The financial power of oil from Iran, the Wahabi quarters and even Qatar slaughtered Bush's image. In a moment of history, his name and changing the status quo merged for seven years, rightly or wrongly, unleashing the wrath of those who wanted to march backward in history: denying women, minorities, and opposition rights and unwilling to reach peace.
3) But was George Bush representing his nation as he challenged regimes and ideologies overseas? The public is yes, the bureaucratic answer is: no. -- Indeed, his re-election confirmed that on basic instincts and general directions, Americans mandated Bush to implement the content of his speeches on national security. Joe and Jane knew the enemy out there wanted to do harm unto them. But the intellectual elite of the U.S, including Bush's own foreign affairs bureaucracy failed him and dodged his ideals. The president and many congressional leaders aimed to advance the agenda of democracy and de-radicalization in the greater Middle East. But undoubtedly the bureaucrats and media elite in the U.S. fought fiercely against these higher goals and crushed most of them. Hence, Bush's words were aimed well but the high ideals expressed in his public speeches were rarely carried out by the executioners.

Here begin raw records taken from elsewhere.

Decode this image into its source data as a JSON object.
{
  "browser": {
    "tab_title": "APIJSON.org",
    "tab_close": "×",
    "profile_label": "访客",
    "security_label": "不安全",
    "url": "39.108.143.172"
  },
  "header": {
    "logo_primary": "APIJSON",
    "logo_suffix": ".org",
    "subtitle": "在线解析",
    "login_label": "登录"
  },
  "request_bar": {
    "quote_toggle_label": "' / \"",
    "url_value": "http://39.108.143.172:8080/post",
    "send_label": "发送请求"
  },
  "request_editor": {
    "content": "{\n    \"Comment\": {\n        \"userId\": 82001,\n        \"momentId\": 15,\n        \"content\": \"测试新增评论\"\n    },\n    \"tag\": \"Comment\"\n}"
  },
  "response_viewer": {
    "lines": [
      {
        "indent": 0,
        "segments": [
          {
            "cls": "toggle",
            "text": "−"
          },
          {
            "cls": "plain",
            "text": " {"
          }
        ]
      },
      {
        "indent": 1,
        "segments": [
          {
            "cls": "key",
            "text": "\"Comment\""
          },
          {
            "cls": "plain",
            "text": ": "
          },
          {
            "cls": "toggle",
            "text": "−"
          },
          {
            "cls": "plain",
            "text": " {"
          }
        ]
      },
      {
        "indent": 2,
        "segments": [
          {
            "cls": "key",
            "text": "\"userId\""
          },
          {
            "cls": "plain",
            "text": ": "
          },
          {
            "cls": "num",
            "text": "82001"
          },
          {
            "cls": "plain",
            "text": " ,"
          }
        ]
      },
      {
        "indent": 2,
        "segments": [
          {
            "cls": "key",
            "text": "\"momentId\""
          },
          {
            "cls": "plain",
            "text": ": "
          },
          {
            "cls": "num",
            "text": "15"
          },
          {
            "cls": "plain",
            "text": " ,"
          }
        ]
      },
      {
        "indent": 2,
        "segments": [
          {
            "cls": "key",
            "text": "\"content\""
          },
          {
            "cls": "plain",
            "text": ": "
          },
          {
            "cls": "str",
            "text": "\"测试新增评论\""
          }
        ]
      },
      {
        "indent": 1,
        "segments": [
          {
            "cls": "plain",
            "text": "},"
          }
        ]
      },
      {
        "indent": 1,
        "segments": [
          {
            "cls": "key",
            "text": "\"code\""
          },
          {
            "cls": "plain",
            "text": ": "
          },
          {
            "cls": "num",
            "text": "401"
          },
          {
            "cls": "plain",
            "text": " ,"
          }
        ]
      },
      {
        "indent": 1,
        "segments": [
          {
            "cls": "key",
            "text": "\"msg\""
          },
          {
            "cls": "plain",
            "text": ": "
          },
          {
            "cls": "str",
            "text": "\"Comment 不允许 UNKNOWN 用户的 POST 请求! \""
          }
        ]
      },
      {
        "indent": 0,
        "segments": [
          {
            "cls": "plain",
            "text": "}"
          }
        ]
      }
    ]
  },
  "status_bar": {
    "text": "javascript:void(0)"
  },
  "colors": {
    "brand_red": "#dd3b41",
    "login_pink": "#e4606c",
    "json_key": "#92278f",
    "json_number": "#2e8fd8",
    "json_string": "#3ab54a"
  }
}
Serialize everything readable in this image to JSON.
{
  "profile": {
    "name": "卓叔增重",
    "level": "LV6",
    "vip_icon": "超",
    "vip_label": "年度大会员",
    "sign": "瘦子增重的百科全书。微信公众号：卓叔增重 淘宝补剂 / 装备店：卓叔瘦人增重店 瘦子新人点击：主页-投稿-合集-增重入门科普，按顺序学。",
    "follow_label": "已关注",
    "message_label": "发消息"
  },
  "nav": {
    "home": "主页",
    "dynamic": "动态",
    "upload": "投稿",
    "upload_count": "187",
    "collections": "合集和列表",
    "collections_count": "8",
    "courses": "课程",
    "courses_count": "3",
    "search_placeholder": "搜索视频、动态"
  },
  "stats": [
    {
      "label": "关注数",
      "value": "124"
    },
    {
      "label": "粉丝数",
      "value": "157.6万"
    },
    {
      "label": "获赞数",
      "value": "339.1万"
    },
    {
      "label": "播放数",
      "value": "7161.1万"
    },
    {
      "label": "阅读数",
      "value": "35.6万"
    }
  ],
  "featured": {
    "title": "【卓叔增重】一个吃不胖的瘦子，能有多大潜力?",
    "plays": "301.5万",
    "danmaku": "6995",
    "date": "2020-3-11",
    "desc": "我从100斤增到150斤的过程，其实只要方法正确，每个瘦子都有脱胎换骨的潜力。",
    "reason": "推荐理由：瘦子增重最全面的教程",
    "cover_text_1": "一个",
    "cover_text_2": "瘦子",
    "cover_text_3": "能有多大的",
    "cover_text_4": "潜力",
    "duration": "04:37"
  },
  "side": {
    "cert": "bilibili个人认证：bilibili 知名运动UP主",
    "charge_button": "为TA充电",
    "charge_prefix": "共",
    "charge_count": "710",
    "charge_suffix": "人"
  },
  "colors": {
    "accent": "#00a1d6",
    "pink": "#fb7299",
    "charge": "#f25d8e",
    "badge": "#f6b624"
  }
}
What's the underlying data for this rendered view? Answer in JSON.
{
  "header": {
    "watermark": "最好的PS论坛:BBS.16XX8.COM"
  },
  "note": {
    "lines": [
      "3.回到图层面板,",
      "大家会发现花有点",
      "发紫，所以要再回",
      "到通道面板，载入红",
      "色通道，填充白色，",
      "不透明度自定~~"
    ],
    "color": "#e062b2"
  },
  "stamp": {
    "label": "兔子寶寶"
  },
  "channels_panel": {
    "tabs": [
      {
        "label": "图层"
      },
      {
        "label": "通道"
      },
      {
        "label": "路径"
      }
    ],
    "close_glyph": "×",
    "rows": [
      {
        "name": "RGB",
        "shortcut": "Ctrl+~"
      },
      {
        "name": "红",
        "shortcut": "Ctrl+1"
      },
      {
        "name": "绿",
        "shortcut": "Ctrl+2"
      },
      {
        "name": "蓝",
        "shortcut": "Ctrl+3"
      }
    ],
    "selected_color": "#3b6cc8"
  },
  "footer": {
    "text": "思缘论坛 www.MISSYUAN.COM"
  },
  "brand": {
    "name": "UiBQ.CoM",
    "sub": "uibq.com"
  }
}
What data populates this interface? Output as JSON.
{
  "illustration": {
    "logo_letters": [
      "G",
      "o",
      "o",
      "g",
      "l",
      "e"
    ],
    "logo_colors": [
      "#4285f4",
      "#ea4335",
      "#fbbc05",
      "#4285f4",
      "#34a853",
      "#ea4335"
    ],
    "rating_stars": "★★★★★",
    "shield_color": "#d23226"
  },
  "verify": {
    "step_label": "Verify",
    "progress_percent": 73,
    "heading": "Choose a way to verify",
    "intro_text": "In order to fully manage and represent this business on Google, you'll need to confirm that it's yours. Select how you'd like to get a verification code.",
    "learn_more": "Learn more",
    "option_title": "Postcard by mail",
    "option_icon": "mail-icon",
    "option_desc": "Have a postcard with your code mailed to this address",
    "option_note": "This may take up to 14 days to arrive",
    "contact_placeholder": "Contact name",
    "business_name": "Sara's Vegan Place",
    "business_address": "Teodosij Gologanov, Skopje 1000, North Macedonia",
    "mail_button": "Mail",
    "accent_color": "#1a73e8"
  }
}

Here is a quick list of battlefields and the end results, so far:
Afghanistan: Removing the Taliban and throwing Al Qaeda out of that country was a victory but managing the rise of democratic culture was insufficient.
Pakistan:Pressuring Musharraf to contain Al Qaeda and the Taliban was slow but convincing him to allow elections brought about a more counter jihadi government.
Iraq:Removing genocidal Saddam under any plan was a duty for the UN to accomplish but America accomplished it. However, moving faster to achieve the successful surge earlier and to pressure Iran and Syria would have been a game changer.
Lebanon-Syria: Pushing the Syrian Army out of Lebanon was an achievement but allowing Hezbollah to cannibalize the country is a set-back.
Africa: Fighting Al Qaeda on the continent and countering the Jihadi Mahakem in Somalia, along with local allies was a good first step.
Arab-Israeli Conflict: Backing the Palestinian Authority in its dialogue with Israel and staying firm on Hamas' terror was right.
Homeland Security: Establishing a homeland security policy was a first step but Congress should have delivered the legal structure needed to isolate extremism and protect civil liberties. The debate will continue but the fact is that America has not been hit since 2001.
Ideological War: President Bush's speeches until 2006 were cutting edge on trying to name the doctrines of the enemy. However his bureaucracy stopped him from his role as educator in chief. Americans were made to wonder again if Jihad is Yoga!
So what's the historical bottom line? George W. Bush told the American people that it is a terrorist target and the U.S. needs to take action. The challenge now is for his successor(s) to stay the course or change it. Bush's national security decisions will certainly be scrutinized by politicians and historians in order to assess their value; but guess what? Americans are growing mature in this increasingly threatening environment. Deep down, a large segment of our society knows that the jihadists aren't going to practice yoga. The future will clarify further the difference between America's instincts as embodied by George W. Bush and many of his critics and bureaucrats who got stuck in the 1990s.
Dr. Walid Phares is the Director of the Future Terrorism Project at the Foundation for the Defense of Democracies and the author of "The Confrontation"